Such a box cannot exist
To begin with a bit of a story. At the end of the 19th century the mathematician Frege was developing a theory which could be used as a basis of all of mathematics. This theory was based on the idea of a set. A set is a simple object that either contains or does not contain every object. In Frege's construction of set theory any proposition about objects such as "It is green" or "It is an even number" would have a set that contained exactly all the things that satisfied it. So you could have the set of all green things or the set of all even numbers. This is a very straight forward system.
However there is an issue. The philosopher Bertrand Russel put forth a proposition
It is a set that does not contain itself.
Since this is indeed a proposition, in Frege's theory there must be a set that contains exactly all sets that do not contain themselves. The problem then is
Does that set contain itself?
If the set does contain itself then it fails the proposition so it can't be in the set. But if it doesn't then it passes the proposition and must be in the set. It's a paradox, there can be no correct answer to this question (technically both answers are correct, but that's another thing).
This spelled doom for Frege's theory. As it turns out a theory of sets must either allow paradoxes like above or there must be valid propositions which do not have sets.
Later set theories take the latter route.
Now returning to the question at hand. Let's say we have a box which produces the correct answer to every question that has a correct answer.
We can produce a question modeled after Russel's proposition:
Does the box produce a negative answer to this question?
This question has a correct answer. Either the box does or doesn't produce a negative answer.
However the box cannot produce the correct answer. If it answers "No", then it is wrong because "No" is a negative answer. If it produces "Yes", then it is wrong because "Yes" is not a negative answer.
The only way for the box to not be incorrect is for it to provide no answer at all. And in this case the answer is then "No" because it didn't produce a negative answer.
Any box must reject some sorts of answerable questions, if it wishes to always produce correct answers. If it is fine with producing wrong answers then it can accept every question, no problem, but such a box is probably not very useful.
More generally any box that produces answers to our questions, must either sometimes produce the wrong answer, or sometimes produce no answer at all.
And this leaves space for philosophers. Philosophers can of course answer the question quite easily. If the box is consistent, meaning it always produces correct answers, then the answer to this question is "No, it can't." easily provided by philosophers. There are other questions too that the box can't answer but we can. That doesn't mean that humans are particularly special or anything. There are questions philosophy can never answer as well and the box might be able to cover those, but the fact that there are still questions the box can't resolve for us.
The box in real life
I think very interesting to this question is the fact that at one point in history there almost was "the box" ... sort of.

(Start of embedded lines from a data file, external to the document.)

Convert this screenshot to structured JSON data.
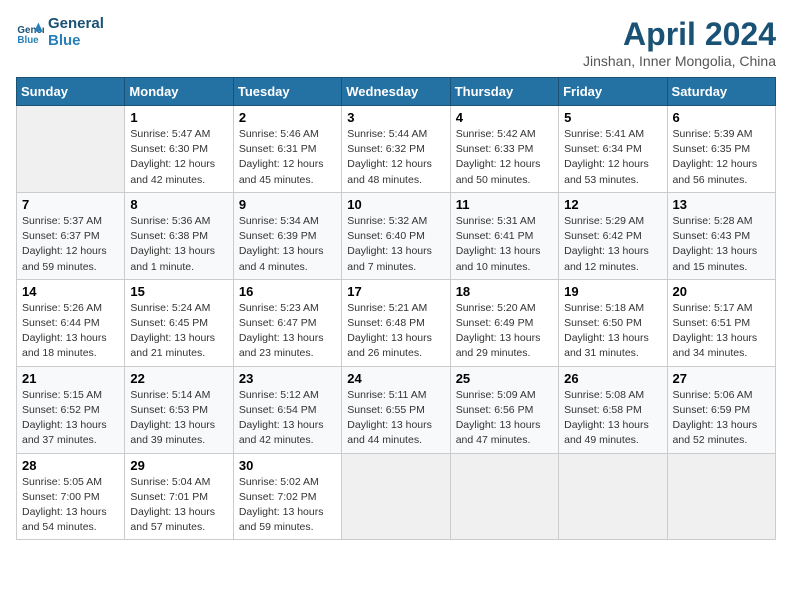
{
  "header": {
    "logo_line1": "General",
    "logo_line2": "Blue",
    "month": "April 2024",
    "location": "Jinshan, Inner Mongolia, China"
  },
  "weekdays": [
    "Sunday",
    "Monday",
    "Tuesday",
    "Wednesday",
    "Thursday",
    "Friday",
    "Saturday"
  ],
  "weeks": [
    [
      {
        "day": "",
        "info": ""
      },
      {
        "day": "1",
        "info": "Sunrise: 5:47 AM\nSunset: 6:30 PM\nDaylight: 12 hours\nand 42 minutes."
      },
      {
        "day": "2",
        "info": "Sunrise: 5:46 AM\nSunset: 6:31 PM\nDaylight: 12 hours\nand 45 minutes."
      },
      {
        "day": "3",
        "info": "Sunrise: 5:44 AM\nSunset: 6:32 PM\nDaylight: 12 hours\nand 48 minutes."
      },
      {
        "day": "4",
        "info": "Sunrise: 5:42 AM\nSunset: 6:33 PM\nDaylight: 12 hours\nand 50 minutes."
      },
      {
        "day": "5",
        "info": "Sunrise: 5:41 AM\nSunset: 6:34 PM\nDaylight: 12 hours\nand 53 minutes."
      },
      {
        "day": "6",
        "info": "Sunrise: 5:39 AM\nSunset: 6:35 PM\nDaylight: 12 hours\nand 56 minutes."
      }
    ],
    [
      {
        "day": "7",
        "info": "Sunrise: 5:37 AM\nSunset: 6:37 PM\nDaylight: 12 hours\nand 59 minutes."
      },
      {
        "day": "8",
        "info": "Sunrise: 5:36 AM\nSunset: 6:38 PM\nDaylight: 13 hours\nand 1 minute."
      },
      {
        "day": "9",
        "info": "Sunrise: 5:34 AM\nSunset: 6:39 PM\nDaylight: 13 hours\nand 4 minutes."
      },
      {
        "day": "10",
        "info": "Sunrise: 5:32 AM\nSunset: 6:40 PM\nDaylight: 13 hours\nand 7 minutes."
      },
      {
        "day": "11",
        "info": "Sunrise: 5:31 AM\nSunset: 6:41 PM\nDaylight: 13 hours\nand 10 minutes."
      },
      {
        "day": "12",
        "info": "Sunrise: 5:29 AM\nSunset: 6:42 PM\nDaylight: 13 hours\nand 12 minutes."
      },
      {
        "day": "13",
        "info": "Sunrise: 5:28 AM\nSunset: 6:43 PM\nDaylight: 13 hours\nand 15 minutes."
      }
    ],
    [
      {
        "day": "14",
        "info": "Sunrise: 5:26 AM\nSunset: 6:44 PM\nDaylight: 13 hours\nand 18 minutes."
      },
      {
        "day": "15",
        "info": "Sunrise: 5:24 AM\nSunset: 6:45 PM\nDaylight: 13 hours\nand 21 minutes."
      },
      {
        "day": "16",
        "info": "Sunrise: 5:23 AM\nSunset: 6:47 PM\nDaylight: 13 hours\nand 23 minutes."
      },
      {
        "day": "17",
        "info": "Sunrise: 5:21 AM\nSunset: 6:48 PM\nDaylight: 13 hours\nand 26 minutes."
      },
      {
        "day": "18",
        "info": "Sunrise: 5:20 AM\nSunset: 6:49 PM\nDaylight: 13 hours\nand 29 minutes."
      },
      {
        "day": "19",
        "info": "Sunrise: 5:18 AM\nSunset: 6:50 PM\nDaylight: 13 hours\nand 31 minutes."
      },
      {
        "day": "20",
        "info": "Sunrise: 5:17 AM\nSunset: 6:51 PM\nDaylight: 13 hours\nand 34 minutes."
      }
    ],
    [
      {
        "day": "21",
        "info": "Sunrise: 5:15 AM\nSunset: 6:52 PM\nDaylight: 13 hours\nand 37 minutes."
      },
      {
        "day": "22",
        "info": "Sunrise: 5:14 AM\nSunset: 6:53 PM\nDaylight: 13 hours\nand 39 minutes."
      },
      {
        "day": "23",
        "info": "Sunrise: 5:12 AM\nSunset: 6:54 PM\nDaylight: 13 hours\nand 42 minutes."
      },
      {
        "day": "24",
        "info": "Sunrise: 5:11 AM\nSunset: 6:55 PM\nDaylight: 13 hours\nand 44 minutes."
      },
      {
        "day": "25",
        "info": "Sunrise: 5:09 AM\nSunset: 6:56 PM\nDaylight: 13 hours\nand 47 minutes."
      },
      {
        "day": "26",
        "info": "Sunrise: 5:08 AM\nSunset: 6:58 PM\nDaylight: 13 hours\nand 49 minutes."
      },
      {
        "day": "27",
        "info": "Sunrise: 5:06 AM\nSunset: 6:59 PM\nDaylight: 13 hours\nand 52 minutes."
      }
    ],
    [
      {
        "day": "28",
        "info": "Sunrise: 5:05 AM\nSunset: 7:00 PM\nDaylight: 13 hours\nand 54 minutes."
      },
      {
        "day": "29",
        "info": "Sunrise: 5:04 AM\nSunset: 7:01 PM\nDaylight: 13 hours\nand 57 minutes."
      },
      {
        "day": "30",
        "info": "Sunrise: 5:02 AM\nSunset: 7:02 PM\nDaylight: 13 hours\nand 59 minutes."
      },
      {
        "day": "",
        "info": ""
      },
      {
        "day": "",
        "info": ""
      },
      {
        "day": "",
        "info": ""
      },
      {
        "day": "",
        "info": ""
      }
    ]
  ]
}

In the early 20th century there was some legitimate concern that mathematicians may find a universal algorithm which could solve any mathematical question. If found then it could be executed by a person with a little training, or later a computer, to solve any mathematical problem. Mathematicians would be obsolete! This would be "the box" for mathematics.
However using the same structure above (albeit complicated enough I won't get into the details) it was shown that any algorithm must either sometimes produce the wrong answer or fail to produce an answer at all. This is called the Entscheidungsproblem and it is exactly equivalent to a much more famous problem the Halting problem.
And this same structure has been used to show even deeper truths.
Gödel demonstrated, using the same sort of self reference as Russel, that any system of math that can express basic arithmetic either allows you to prove some false statements to be true or is unable to prove some true statements (Gödel's Incompleteness Theorems). This result is considered by many to be one of the crowning achievements of modern mathematics.
There are of course partial solutions. Boxes that can solve many mathematical problems, but mathematicians are still around and busier than ever. So I think the future for philosophers bodes well.
Isn't this some sort of contradiction?
So one criticism I have received in the comments is that the question, while it may appear to be easily answerable contains a subtle contradiction, and actually can't be answered.
And well this is exactly true. The question as provided is contradictory. And so this is going to get a little technical, and I apologize, but feel free to ask for clarifications.
Let's start by showing why this question is contradictory.
Does the box produce a negative answer to this question?
Now here "the box" is a box that produces the correct answer to every question with a correct answer, so we can rephrase this as:
Does a box that produces the correct answer to every question with a correct answer produce a negative answer to this question?
That's a mouthful so we can simplify this:
Is the correct answer to this question a negative answer?
And this is clearly contradictory. There is no correct answer. We might as well be asking "What is the last digit of pi?" or other nonsense.
So what is the point then. The point is that this serves as a "proof by contradiction". We are assuming as part of our framing that such a box does exist. If the box does exist then the question, does have an answer since we can observe the box and get the answer. However as we have just shown this question is unanswerable. This is the contradiction and so our framing must be incorrect. Such a box is impossible.
And this is the exact same in the case of the other problems I presented. Russel's proposition is a nonsense proposition when "set" is taken to mean "Frege set". And similarly the proof that the halting problem is incomputable involves constructing a contradictory machine based on a hypothetical solution to the problem.
The point is to take a premise which may seem fine and to tease out a contradiction where it is clear for all to see.